“Everyone used to return your call right away where but then I was waiting one or two weeks because you fall down on that VIP list,” Seles told The Telegraph.

“I realised who my true friends were and learnt a lesson in human nature. Mentally and physically it was very tough because I was in my workplace waiting to get up to play the next game and the person [Parche] never spent any time in jail.”

The WTA toyed with the idea of freezing Seles’s No 1 rank till her comeback but didn’t go ahead with it.


Comeback and legacy

Seles, however, did make her return as the top dog after then WTA chief Navaratilova’s proposal for the move. The world’s best, Graf, also supported the decision. In August 1995, a 21-year-old Seles scripted another fairlytale by winning the Canadian Open upon return, dropping just fourteen games in the whole tournament. The foundation was set for Seles picking things up from where she had left two-and-a-half years earlier.

All roads pointed towards her winning the US Open. America, was, after all Seles’ adopted home since moving there with her family as a child. Events unfolded as if it was already penned down as a part of a movie script. Seles beat Anke Huber, Novotna and Conchita Martinez, all leading players at the time, in straight sets but couldn’t get the better of Graf in the final.

Seles didn’t have to wait for long to take her Grand Slam tally to nine, which came at the Australian Open in 1996. She might have lacked a little bit of bite while shaking off the demons of the past, but the commitment and bloody-mindedness was still right up there.

Take the semi-finals of the same event for instance: Upcoming American star Chanda Rubin was all set to pull of a mighty upset, leading 5-3 in the decider after pocketing two break points.
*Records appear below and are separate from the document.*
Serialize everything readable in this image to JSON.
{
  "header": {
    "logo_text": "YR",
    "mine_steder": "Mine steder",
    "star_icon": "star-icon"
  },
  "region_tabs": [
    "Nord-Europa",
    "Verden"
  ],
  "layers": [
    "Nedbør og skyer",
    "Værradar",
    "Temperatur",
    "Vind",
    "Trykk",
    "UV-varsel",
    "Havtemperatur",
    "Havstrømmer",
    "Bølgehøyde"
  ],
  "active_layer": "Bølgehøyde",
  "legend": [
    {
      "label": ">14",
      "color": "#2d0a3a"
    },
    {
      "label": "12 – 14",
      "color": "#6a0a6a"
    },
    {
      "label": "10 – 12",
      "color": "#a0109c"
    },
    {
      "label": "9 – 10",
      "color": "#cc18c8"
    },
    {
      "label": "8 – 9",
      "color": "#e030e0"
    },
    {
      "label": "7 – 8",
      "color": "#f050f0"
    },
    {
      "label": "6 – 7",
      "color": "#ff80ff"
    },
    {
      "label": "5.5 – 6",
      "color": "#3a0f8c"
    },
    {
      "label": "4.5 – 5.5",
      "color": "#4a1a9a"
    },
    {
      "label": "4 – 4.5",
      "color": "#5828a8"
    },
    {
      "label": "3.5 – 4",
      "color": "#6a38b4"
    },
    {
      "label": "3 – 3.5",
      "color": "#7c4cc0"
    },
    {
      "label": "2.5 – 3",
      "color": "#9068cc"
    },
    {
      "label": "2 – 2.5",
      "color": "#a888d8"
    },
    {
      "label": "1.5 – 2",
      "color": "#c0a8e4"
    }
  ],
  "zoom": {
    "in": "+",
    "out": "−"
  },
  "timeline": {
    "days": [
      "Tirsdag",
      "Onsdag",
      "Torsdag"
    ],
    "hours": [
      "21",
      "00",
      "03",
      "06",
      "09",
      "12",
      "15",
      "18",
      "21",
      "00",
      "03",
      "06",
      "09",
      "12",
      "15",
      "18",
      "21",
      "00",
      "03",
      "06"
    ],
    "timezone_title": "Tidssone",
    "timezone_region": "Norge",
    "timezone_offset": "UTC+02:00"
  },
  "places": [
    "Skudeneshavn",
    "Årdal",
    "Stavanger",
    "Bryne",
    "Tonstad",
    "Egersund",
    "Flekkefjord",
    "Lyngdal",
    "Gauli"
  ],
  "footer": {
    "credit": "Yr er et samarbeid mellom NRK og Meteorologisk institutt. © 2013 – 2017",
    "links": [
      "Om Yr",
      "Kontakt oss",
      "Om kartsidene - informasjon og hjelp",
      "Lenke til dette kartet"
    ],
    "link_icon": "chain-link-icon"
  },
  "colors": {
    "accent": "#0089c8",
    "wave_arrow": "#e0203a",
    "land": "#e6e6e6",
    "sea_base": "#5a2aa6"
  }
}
In a brilliant contest that ebbed and flowed both ways, Seles, quite astonishingly, emerged as the winner. Seles went on to beat Huber in an emotionally drenched final. Tennis’s golden girl was back where she belonged.

But the truth is, Seles never managed to hit the peaks she scaled with ease as a teenager. She’d reach the finals of the US Open and French Open too, but couldn’t get across the line. Seles took USA to three Fed Cup titles and bagged an Olympic medal in Sydney at the turn of the millennium.

But those were mere footnotes in Seles’s decorated career.

Her greatness was increased by the manner in which she candidly opened up about her struggles, inspiring two-time Wimbledon champion Petra Kvitova among other stabbed victims around the world.

Her greatness was the remarkable dignity she showed on court, before and after being stabbed. Even the most ardent Graf fans would have found it hard to root against Seles.

Her greatness was constantly pushing the boundaries of excellence, and it goes well beyond being just a wonderkid who dazzled opponents and onlookers alike.

Her greatness, perhaps, emerged from why she picked up a racquet in the first place. “I really love the game. I mean, I really love tennis. And that’s helped me through all of the struggles, it saved me from being forever sad,” she said.

Could Seles have become the greatest if not for the stabbing incident? You wouldn’t want to bet against it.

Watch Monica Seles’s win in the Australian Open final 1996: